AIM OF THE EXERCISE: For this task, copy all of the data below exactly and skip the pictures.

- Opening Delimiter -

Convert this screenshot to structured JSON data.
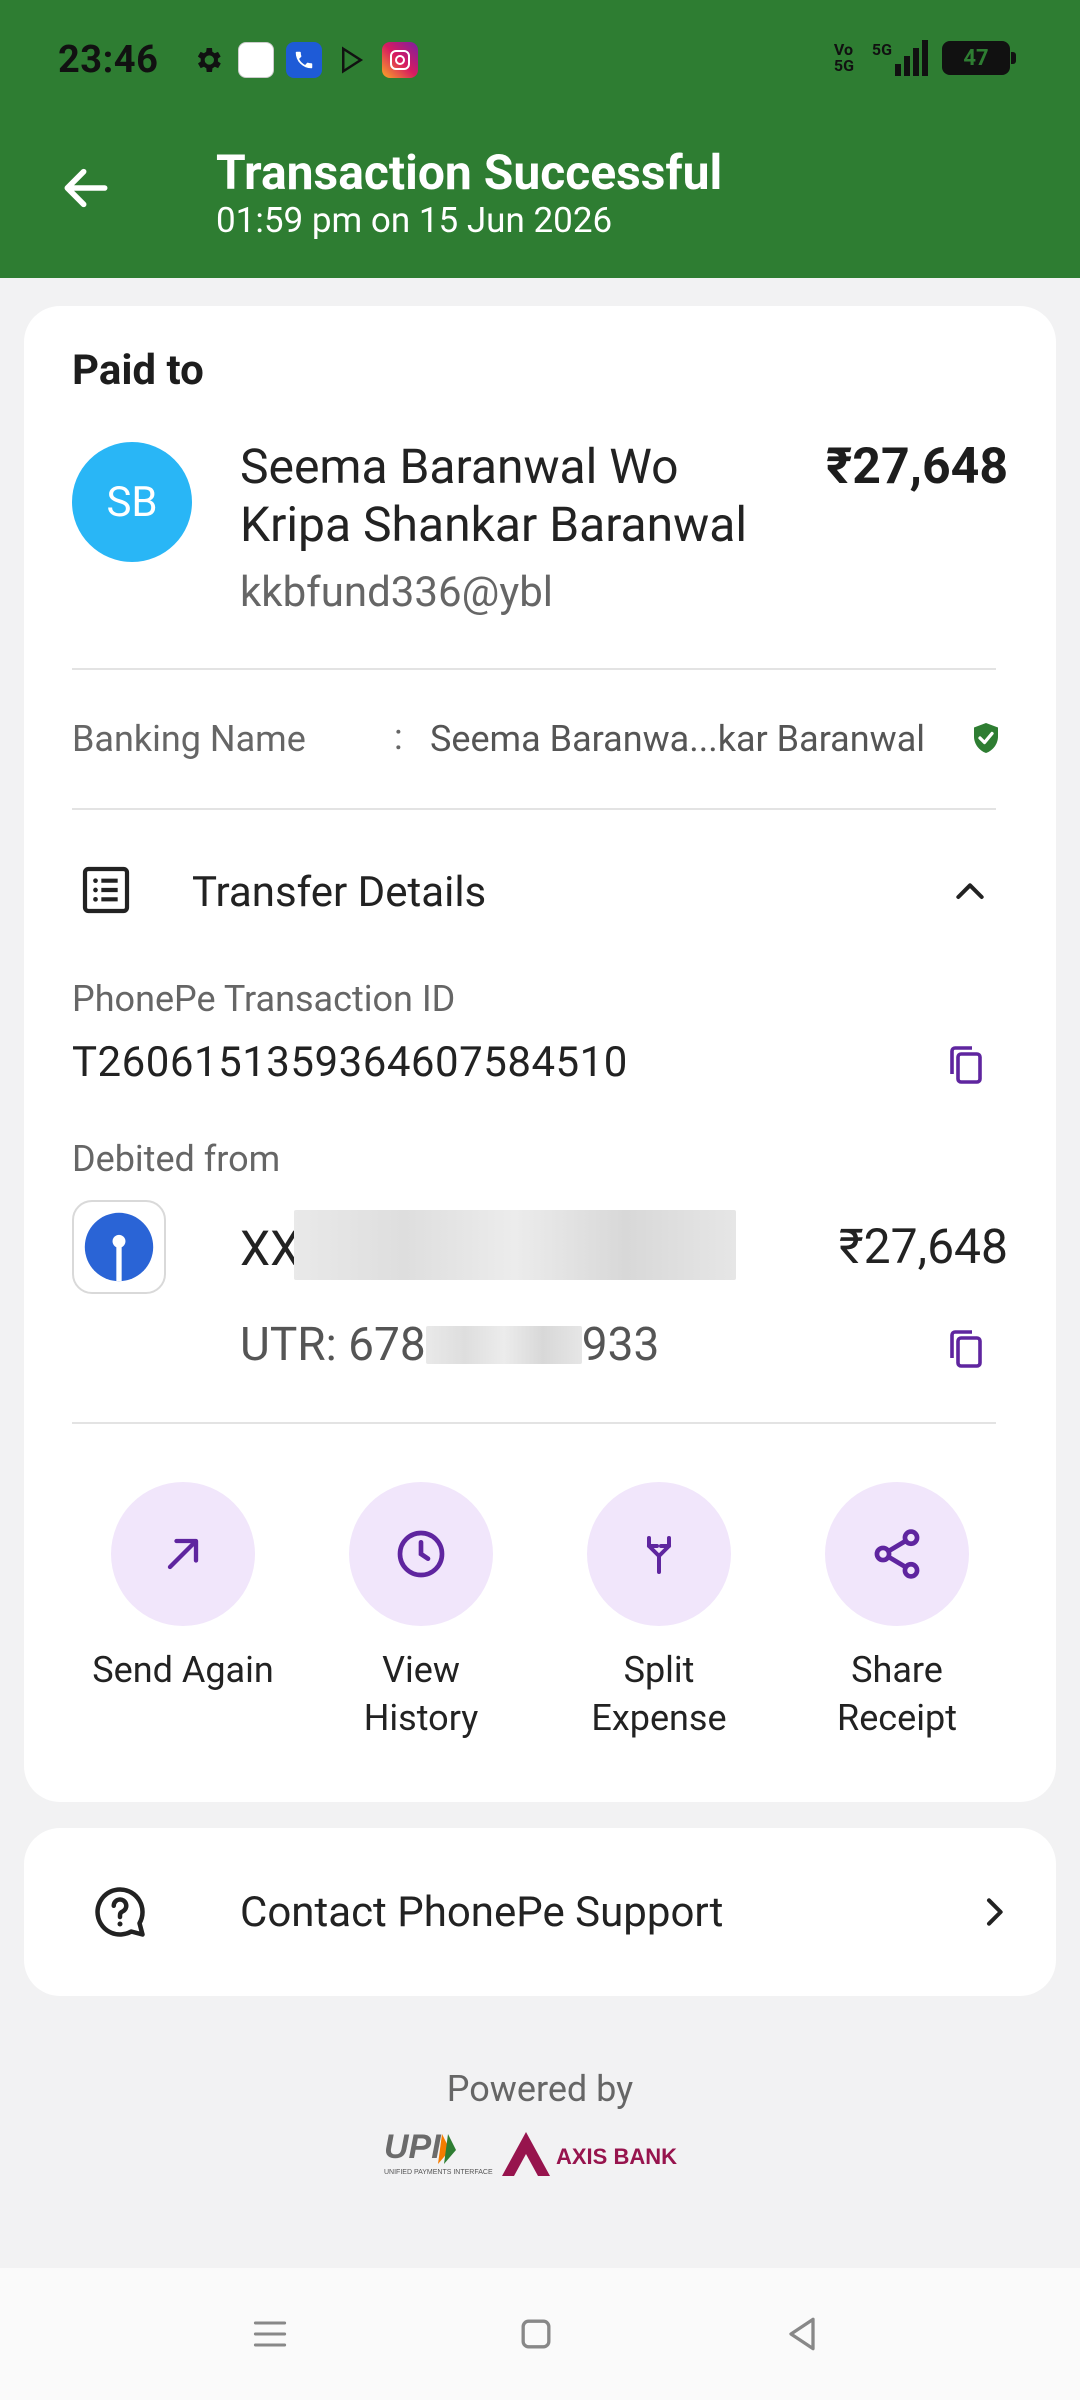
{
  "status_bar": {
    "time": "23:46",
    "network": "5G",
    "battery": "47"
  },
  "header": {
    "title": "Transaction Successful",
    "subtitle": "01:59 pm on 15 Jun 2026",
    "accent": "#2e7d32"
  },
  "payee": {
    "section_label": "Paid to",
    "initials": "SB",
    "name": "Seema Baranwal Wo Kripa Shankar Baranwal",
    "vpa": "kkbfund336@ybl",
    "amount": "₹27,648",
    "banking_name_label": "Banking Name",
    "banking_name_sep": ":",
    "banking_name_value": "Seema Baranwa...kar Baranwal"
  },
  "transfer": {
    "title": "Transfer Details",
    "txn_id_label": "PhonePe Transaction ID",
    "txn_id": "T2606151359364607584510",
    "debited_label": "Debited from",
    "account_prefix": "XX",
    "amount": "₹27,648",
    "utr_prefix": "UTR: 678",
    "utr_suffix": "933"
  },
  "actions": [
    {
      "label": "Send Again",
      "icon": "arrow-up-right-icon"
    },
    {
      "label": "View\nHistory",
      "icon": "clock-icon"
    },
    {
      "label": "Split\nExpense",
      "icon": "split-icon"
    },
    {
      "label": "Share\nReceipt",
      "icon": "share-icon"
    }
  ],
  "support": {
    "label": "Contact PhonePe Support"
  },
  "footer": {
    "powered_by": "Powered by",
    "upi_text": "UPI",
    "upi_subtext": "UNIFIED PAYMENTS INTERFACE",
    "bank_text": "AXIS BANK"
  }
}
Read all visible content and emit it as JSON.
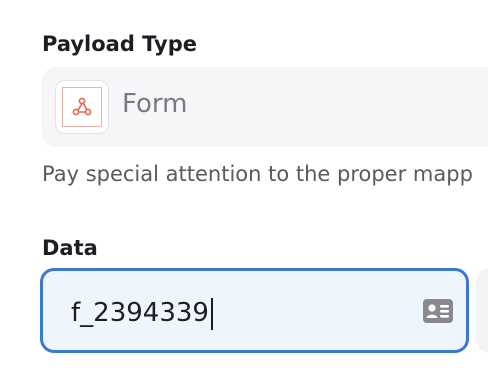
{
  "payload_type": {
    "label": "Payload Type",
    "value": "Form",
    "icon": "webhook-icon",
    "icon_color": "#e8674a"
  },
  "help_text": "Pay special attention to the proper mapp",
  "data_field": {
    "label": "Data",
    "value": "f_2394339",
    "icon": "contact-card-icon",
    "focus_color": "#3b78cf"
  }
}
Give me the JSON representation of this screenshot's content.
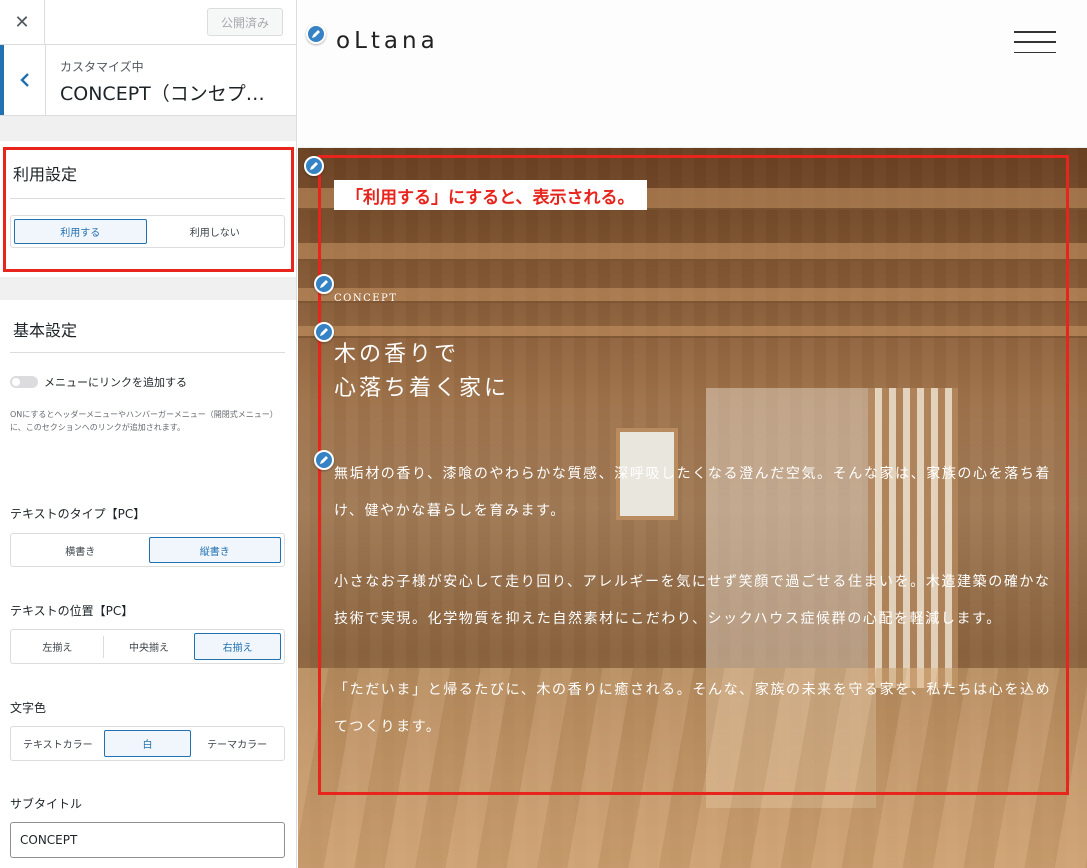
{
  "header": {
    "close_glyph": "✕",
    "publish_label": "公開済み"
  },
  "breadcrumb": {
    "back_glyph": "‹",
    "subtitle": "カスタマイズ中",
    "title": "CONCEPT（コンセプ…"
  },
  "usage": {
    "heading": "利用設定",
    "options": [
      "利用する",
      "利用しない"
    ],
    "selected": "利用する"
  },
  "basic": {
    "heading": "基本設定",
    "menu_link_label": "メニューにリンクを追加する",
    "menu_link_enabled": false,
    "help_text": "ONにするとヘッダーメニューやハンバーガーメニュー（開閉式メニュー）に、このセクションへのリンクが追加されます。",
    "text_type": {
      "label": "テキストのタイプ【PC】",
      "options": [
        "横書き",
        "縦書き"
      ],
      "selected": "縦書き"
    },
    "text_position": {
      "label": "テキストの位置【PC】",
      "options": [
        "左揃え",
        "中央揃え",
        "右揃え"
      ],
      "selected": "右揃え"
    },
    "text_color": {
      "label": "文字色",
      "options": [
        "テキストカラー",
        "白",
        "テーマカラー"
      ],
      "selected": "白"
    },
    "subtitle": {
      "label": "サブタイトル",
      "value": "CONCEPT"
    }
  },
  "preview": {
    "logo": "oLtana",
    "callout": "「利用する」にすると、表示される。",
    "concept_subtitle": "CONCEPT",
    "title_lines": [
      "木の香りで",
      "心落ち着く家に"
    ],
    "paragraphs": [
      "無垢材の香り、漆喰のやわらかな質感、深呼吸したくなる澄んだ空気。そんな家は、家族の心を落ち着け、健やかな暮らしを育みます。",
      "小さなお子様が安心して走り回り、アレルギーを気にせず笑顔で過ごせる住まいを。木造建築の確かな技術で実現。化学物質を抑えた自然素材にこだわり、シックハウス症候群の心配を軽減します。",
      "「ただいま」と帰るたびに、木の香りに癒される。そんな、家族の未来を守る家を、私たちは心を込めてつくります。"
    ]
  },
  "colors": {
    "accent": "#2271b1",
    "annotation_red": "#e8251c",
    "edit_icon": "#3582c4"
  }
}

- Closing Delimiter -

SOLUTION TO THIS EXERCISE:
Convert this screenshot to structured JSON data.
{
  "status_bar": {
    "time": "23:46",
    "network": "5G",
    "battery": "47"
  },
  "header": {
    "title": "Transaction Successful",
    "subtitle": "01:59 pm on 15 Jun 2026",
    "accent": "#2e7d32"
  },
  "payee": {
    "section_label": "Paid to",
    "initials": "SB",
    "name": "Seema Baranwal Wo Kripa Shankar Baranwal",
    "vpa": "kkbfund336@ybl",
    "amount": "₹27,648",
    "banking_name_label": "Banking Name",
    "banking_name_sep": ":",
    "banking_name_value": "Seema Baranwa...kar Baranwal"
  },
  "transfer": {
    "title": "Transfer Details",
    "txn_id_label": "PhonePe Transaction ID",
    "txn_id": "T2606151359364607584510",
    "debited_label": "Debited from",
    "account_prefix": "XX",
    "amount": "₹27,648",
    "utr_prefix": "UTR: 678",
    "utr_suffix": "933"
  },
  "actions": [
    {
      "label": "Send Again",
      "icon": "arrow-up-right-icon"
    },
    {
      "label": "View\nHistory",
      "icon": "clock-icon"
    },
    {
      "label": "Split\nExpense",
      "icon": "split-icon"
    },
    {
      "label": "Share\nReceipt",
      "icon": "share-icon"
    }
  ],
  "support": {
    "label": "Contact PhonePe Support"
  },
  "footer": {
    "powered_by": "Powered by",
    "upi_text": "UPI",
    "upi_subtext": "UNIFIED PAYMENTS INTERFACE",
    "bank_text": "AXIS BANK"
  }
}
Read all visible content and emit it as JSON.
{
  "payload_type": {
    "label": "Payload Type",
    "value": "Form",
    "icon": "webhook-icon",
    "icon_color": "#e8674a"
  },
  "help_text": "Pay special attention to the proper mapp",
  "data_field": {
    "label": "Data",
    "value": "f_2394339",
    "icon": "contact-card-icon",
    "focus_color": "#3b78cf"
  }
}
Give me the JSON representation of this screenshot's content.
{
  "header": {
    "close_glyph": "✕",
    "publish_label": "公開済み"
  },
  "breadcrumb": {
    "back_glyph": "‹",
    "subtitle": "カスタマイズ中",
    "title": "CONCEPT（コンセプ…"
  },
  "usage": {
    "heading": "利用設定",
    "options": [
      "利用する",
      "利用しない"
    ],
    "selected": "利用する"
  },
  "basic": {
    "heading": "基本設定",
    "menu_link_label": "メニューにリンクを追加する",
    "menu_link_enabled": false,
    "help_text": "ONにするとヘッダーメニューやハンバーガーメニュー（開閉式メニュー）に、このセクションへのリンクが追加されます。",
    "text_type": {
      "label": "テキストのタイプ【PC】",
      "options": [
        "横書き",
        "縦書き"
      ],
      "selected": "縦書き"
    },
    "text_position": {
      "label": "テキストの位置【PC】",
      "options": [
        "左揃え",
        "中央揃え",
        "右揃え"
      ],
      "selected": "右揃え"
    },
    "text_color": {
      "label": "文字色",
      "options": [
        "テキストカラー",
        "白",
        "テーマカラー"
      ],
      "selected": "白"
    },
    "subtitle": {
      "label": "サブタイトル",
      "value": "CONCEPT"
    }
  },
  "preview": {
    "logo": "oLtana",
    "callout": "「利用する」にすると、表示される。",
    "concept_subtitle": "CONCEPT",
    "title_lines": [
      "木の香りで",
      "心落ち着く家に"
    ],
    "paragraphs": [
      "無垢材の香り、漆喰のやわらかな質感、深呼吸したくなる澄んだ空気。そんな家は、家族の心を落ち着け、健やかな暮らしを育みます。",
      "小さなお子様が安心して走り回り、アレルギーを気にせず笑顔で過ごせる住まいを。木造建築の確かな技術で実現。化学物質を抑えた自然素材にこだわり、シックハウス症候群の心配を軽減します。",
      "「ただいま」と帰るたびに、木の香りに癒される。そんな、家族の未来を守る家を、私たちは心を込めてつくります。"
    ]
  },
  "colors": {
    "accent": "#2271b1",
    "annotation_red": "#e8251c",
    "edit_icon": "#3582c4"
  }
}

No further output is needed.